Boneseed, like many weedy plants, was originally introduced as an ornamental plant. With lovely yellow flowers, it can easily be thought of as a desirable plant. However, this garden escapee causes significant problems in the wild. It is highly adaptable to different environments, fast growing and can produce up to 50,000 seeds per year.
Why is it a problem?
Boneseed poses a threat to low coastal vegetation, where it can rapidly replace native plants. Fast growing, it quickly shades out natives under 2m tall, preventing their growth, such as Pohutukawa seedlings that need a lot of light to survive. It grows densely, which as well as preventing natives growing, it can also restrict people’s access to beaches.
What does it look like?
Leaves are smooth and leathery, with irregularly toothed edges.
Leaves grow in opposite pairs along the stems.
Clusters of small hard, oval fruit, that turn from green to black when mature.

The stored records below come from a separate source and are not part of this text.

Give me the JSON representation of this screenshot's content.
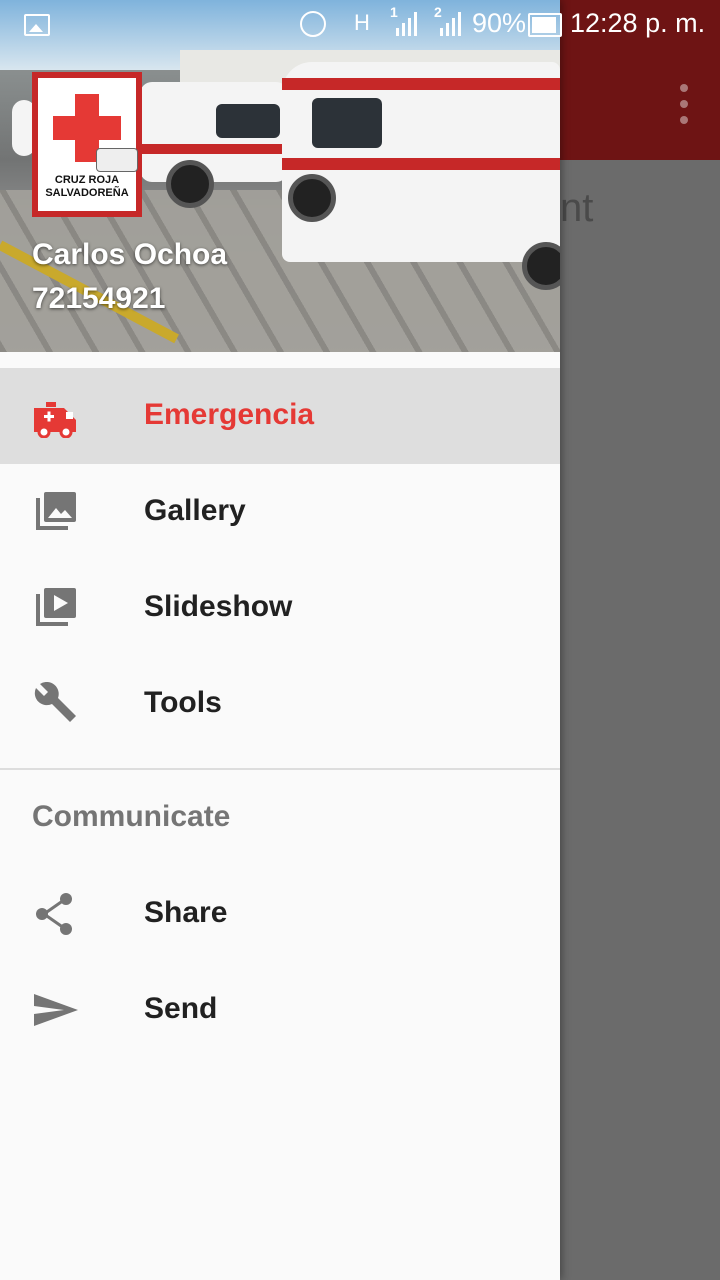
{
  "status_bar": {
    "network": "H",
    "sim1": "1",
    "sim2": "2",
    "battery": "90%",
    "time": "12:28 p. m."
  },
  "background_app": {
    "partial_text": "nt"
  },
  "drawer": {
    "logo": {
      "line1": "CRUZ ROJA",
      "line2": "SALVADOREÑA"
    },
    "user_name": "Carlos Ochoa",
    "user_phone": "72154921",
    "items": [
      {
        "label": "Emergencia",
        "icon": "ambulance-icon",
        "selected": true
      },
      {
        "label": "Gallery",
        "icon": "gallery-icon"
      },
      {
        "label": "Slideshow",
        "icon": "slideshow-icon"
      },
      {
        "label": "Tools",
        "icon": "wrench-icon"
      }
    ],
    "section_title": "Communicate",
    "section_items": [
      {
        "label": "Share",
        "icon": "share-icon"
      },
      {
        "label": "Send",
        "icon": "send-icon"
      }
    ]
  },
  "colors": {
    "accent": "#e53935",
    "toolbar_dimmed": "#6e1414"
  }
}
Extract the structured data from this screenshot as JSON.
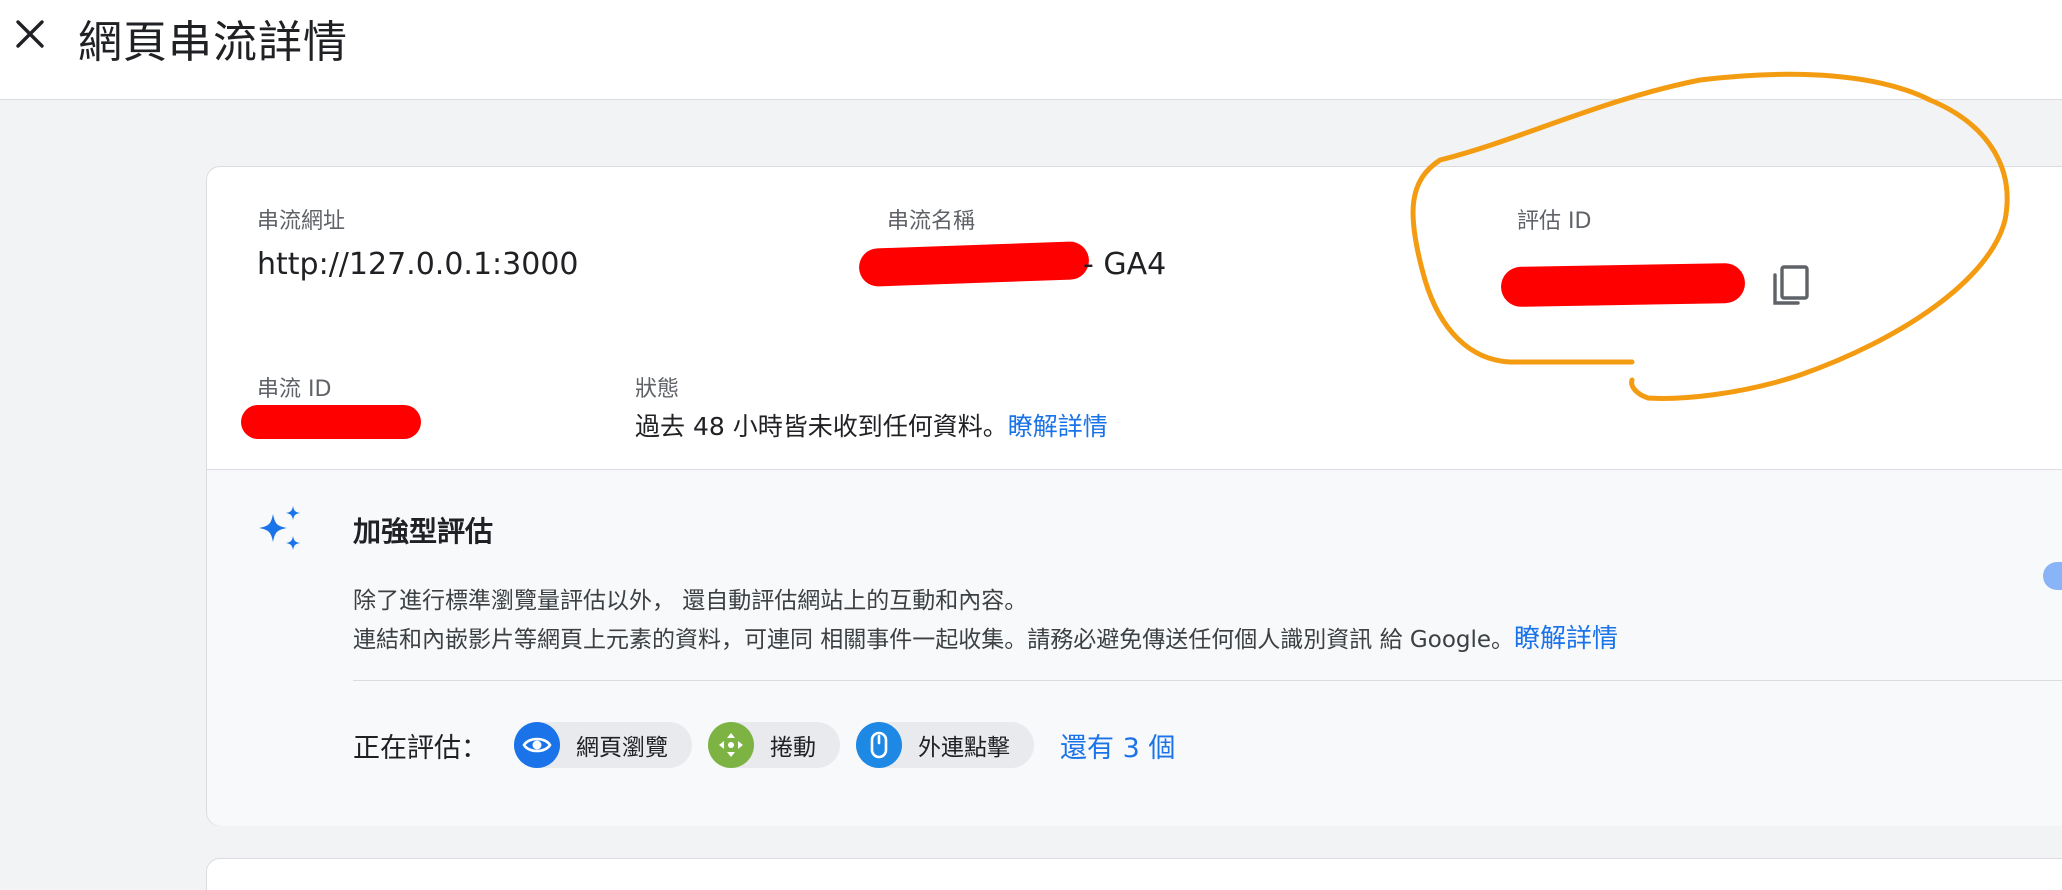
{
  "header": {
    "title": "網頁串流詳情",
    "close_icon": "close-icon"
  },
  "stream": {
    "url_label": "串流網址",
    "url_value": "http://127.0.0.1:3000",
    "name_label": "串流名稱",
    "name_suffix": "- GA4",
    "measurement_id_label": "評估 ID",
    "copy_icon": "copy-icon",
    "stream_id_label": "串流 ID",
    "status_label": "狀態",
    "status_text": "過去 48 小時皆未收到任何資料。",
    "status_link": "瞭解詳情"
  },
  "enhanced": {
    "icon": "sparkle-icon",
    "title": "加強型評估",
    "desc_line1": "除了進行標準瀏覽量評估以外， 還自動評估網站上的互動和內容。",
    "desc_line2": "連結和內嵌影片等網頁上元素的資料，可連同 相關事件一起收集。請務必避免傳送任何個人識別資訊 給 Google。",
    "desc_link": "瞭解詳情",
    "measuring_label": "正在評估：",
    "chips": [
      {
        "label": "網頁瀏覽",
        "icon": "eye-icon",
        "color": "#1a73e8"
      },
      {
        "label": "捲動",
        "icon": "scroll-arrows-icon",
        "color": "#7cb342"
      },
      {
        "label": "外連點擊",
        "icon": "mouse-icon",
        "color": "#1e88e5"
      }
    ],
    "more_link": "還有 3 個"
  },
  "colors": {
    "accent": "#1a73e8",
    "redaction": "#ff0000",
    "annotation": "#f39c12"
  }
}
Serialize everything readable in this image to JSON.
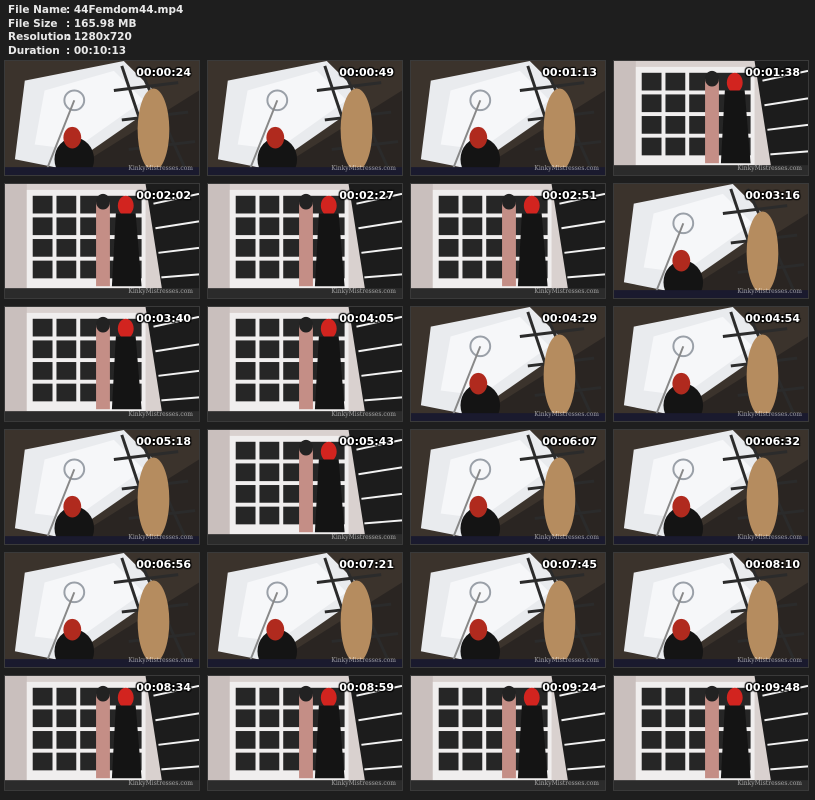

Seeds are bone-like in colour and extremely hard.
Bushy and semi-woody, grows to 2-3m tall.
Stems are ribbed and wooly when they are young, and become smooth as it matures.
Bright yellow daisy like flowers 25-30mm wide.
What can you do?
Remove any plants you have at home by hand. It is especially important to remove all the flowers before they seed to reduce the spread. Make sure you keep monitoring the area in future years as seeds can survive a long time.
If you see them on public land, snap a photo and send it in on the Find-A-Pest app so your local council or DOC can manage any response.
But I like the yellow flowers!
There are many other yellow flower shrub varieties that are non-invasive (weedy). Try planting
Shrub daisy (Brachyglottis greyi) or Grey haired europs (Euryops pectinatus) which is fast growing and hardy.
Also known as
Saltbush, bitou bush (subspecies rotundata), Higgins curse, Osteospermum monilifera